» What needs to be done: Please repeat the entries exactly as they appear and omit any images.

(Data records for software interfaces)
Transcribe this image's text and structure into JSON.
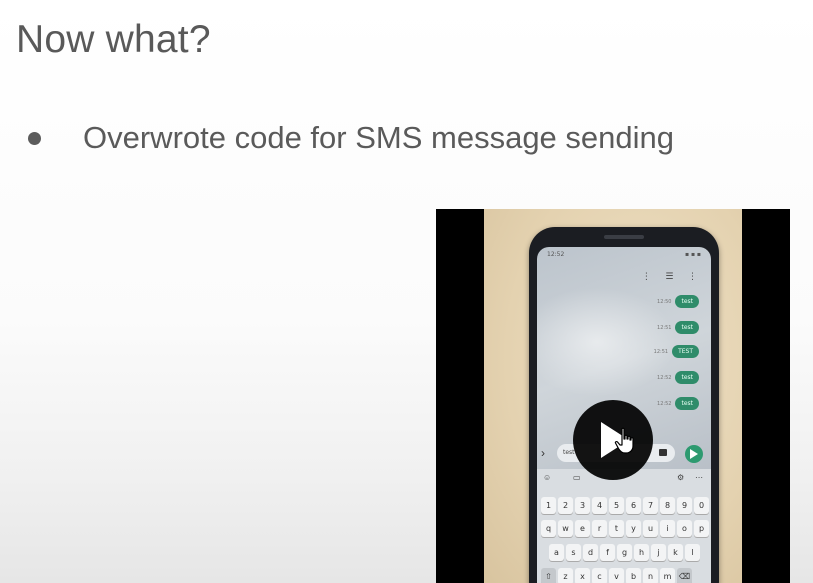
{
  "slide": {
    "title": "Now what?",
    "bullets": [
      {
        "text": "Overwrote code for SMS message sending"
      }
    ]
  },
  "video": {
    "phone": {
      "status_time": "12:52",
      "status_icons": "▪ ▪ ▪",
      "toolbar_icons": "⋮ ☰ ⋮",
      "messages": [
        {
          "time": "12:50",
          "text": "test"
        },
        {
          "time": "12:51",
          "text": "test"
        },
        {
          "time": "12:51",
          "text": "TEST"
        },
        {
          "time": "12:52",
          "text": "test"
        },
        {
          "time": "12:52",
          "text": "test"
        }
      ],
      "compose_text": "test",
      "keyboard_tools": {
        "left": "☺",
        "gif": "▭",
        "gear": "⚙",
        "more": "⋯"
      },
      "keyboard_rows": [
        [
          "1",
          "2",
          "3",
          "4",
          "5",
          "6",
          "7",
          "8",
          "9",
          "0"
        ],
        [
          "q",
          "w",
          "e",
          "r",
          "t",
          "y",
          "u",
          "i",
          "o",
          "p"
        ],
        [
          "a",
          "s",
          "d",
          "f",
          "g",
          "h",
          "j",
          "k",
          "l"
        ],
        [
          "⇧",
          "z",
          "x",
          "c",
          "v",
          "b",
          "n",
          "m",
          "⌫"
        ]
      ]
    },
    "colors": {
      "bubble": "#2f8c6a",
      "send": "#2d9a70"
    },
    "play_icon": "play-icon",
    "cursor_icon": "hand-cursor-icon"
  }
}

» Result:
Transcribe this image's text and structure into JSON.
{
  "slide": {
    "title": "Now what?",
    "bullets": [
      {
        "text": "Overwrote code for SMS message sending"
      }
    ]
  },
  "video": {
    "phone": {
      "status_time": "12:52",
      "status_icons": "▪ ▪ ▪",
      "toolbar_icons": "⋮ ☰ ⋮",
      "messages": [
        {
          "time": "12:50",
          "text": "test"
        },
        {
          "time": "12:51",
          "text": "test"
        },
        {
          "time": "12:51",
          "text": "TEST"
        },
        {
          "time": "12:52",
          "text": "test"
        },
        {
          "time": "12:52",
          "text": "test"
        }
      ],
      "compose_text": "test",
      "keyboard_tools": {
        "left": "☺",
        "gif": "▭",
        "gear": "⚙",
        "more": "⋯"
      },
      "keyboard_rows": [
        [
          "1",
          "2",
          "3",
          "4",
          "5",
          "6",
          "7",
          "8",
          "9",
          "0"
        ],
        [
          "q",
          "w",
          "e",
          "r",
          "t",
          "y",
          "u",
          "i",
          "o",
          "p"
        ],
        [
          "a",
          "s",
          "d",
          "f",
          "g",
          "h",
          "j",
          "k",
          "l"
        ],
        [
          "⇧",
          "z",
          "x",
          "c",
          "v",
          "b",
          "n",
          "m",
          "⌫"
        ]
      ]
    },
    "colors": {
      "bubble": "#2f8c6a",
      "send": "#2d9a70"
    },
    "play_icon": "play-icon",
    "cursor_icon": "hand-cursor-icon"
  }
}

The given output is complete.